Wilhelm, I seem to have an instinctive knack to choose books to review (ie books I have purchased in the normal course of my book-buying and reading) that appeal to me.
Also: “… maintaining a chemical purity in the reaction between product and appraiser. […] Submit to whatever spell, weak or strong, is being cast. Better to praise and share than blame and ban. The communion between reviewer and his public is based upon the presumption of certain possible joys in reading, and all our discriminations should curve toward that end.” – an extract from John Updike’s Rules.
A nice quote but to be honest it doesn’t help potential readers if someone praises every book he reads and reviews. Before you start reading, you know, it’s gonna be phenomenal.
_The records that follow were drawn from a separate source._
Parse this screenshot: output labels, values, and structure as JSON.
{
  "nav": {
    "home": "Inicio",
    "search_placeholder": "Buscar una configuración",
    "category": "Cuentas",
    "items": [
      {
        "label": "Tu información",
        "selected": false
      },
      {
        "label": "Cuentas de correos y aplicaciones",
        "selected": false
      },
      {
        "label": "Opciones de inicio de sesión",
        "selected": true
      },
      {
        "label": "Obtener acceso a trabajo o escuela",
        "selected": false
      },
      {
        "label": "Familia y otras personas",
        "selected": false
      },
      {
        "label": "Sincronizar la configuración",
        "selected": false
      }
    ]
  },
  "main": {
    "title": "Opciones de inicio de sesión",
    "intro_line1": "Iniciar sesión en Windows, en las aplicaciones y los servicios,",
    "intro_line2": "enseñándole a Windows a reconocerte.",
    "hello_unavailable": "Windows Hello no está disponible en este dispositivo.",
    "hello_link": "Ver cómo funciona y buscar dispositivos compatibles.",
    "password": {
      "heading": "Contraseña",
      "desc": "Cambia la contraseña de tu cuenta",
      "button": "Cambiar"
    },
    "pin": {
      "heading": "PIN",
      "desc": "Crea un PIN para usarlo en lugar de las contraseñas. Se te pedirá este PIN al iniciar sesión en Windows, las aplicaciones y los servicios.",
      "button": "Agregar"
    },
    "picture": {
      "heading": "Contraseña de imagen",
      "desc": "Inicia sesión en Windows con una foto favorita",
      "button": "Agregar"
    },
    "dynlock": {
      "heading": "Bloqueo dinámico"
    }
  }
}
No need to blame and ban, but some critical opinion would even help the authors.
Wilhelm, I am grateful for your views and for reading my real-time reviews at all.
I empathise with what you are saying.
As evidence in my camp, I’d proffer this very recent review of a recent review of mine, whereby it draws attention, inter alia, to the stories I didn’t like on a first reading:
PS: Coincidentally, I started earlier today another review of a Colin Insole book here:
A list of all Ex Occidente books: http://admtoah.wordpress.com/other-ex-occidente-zagava-books/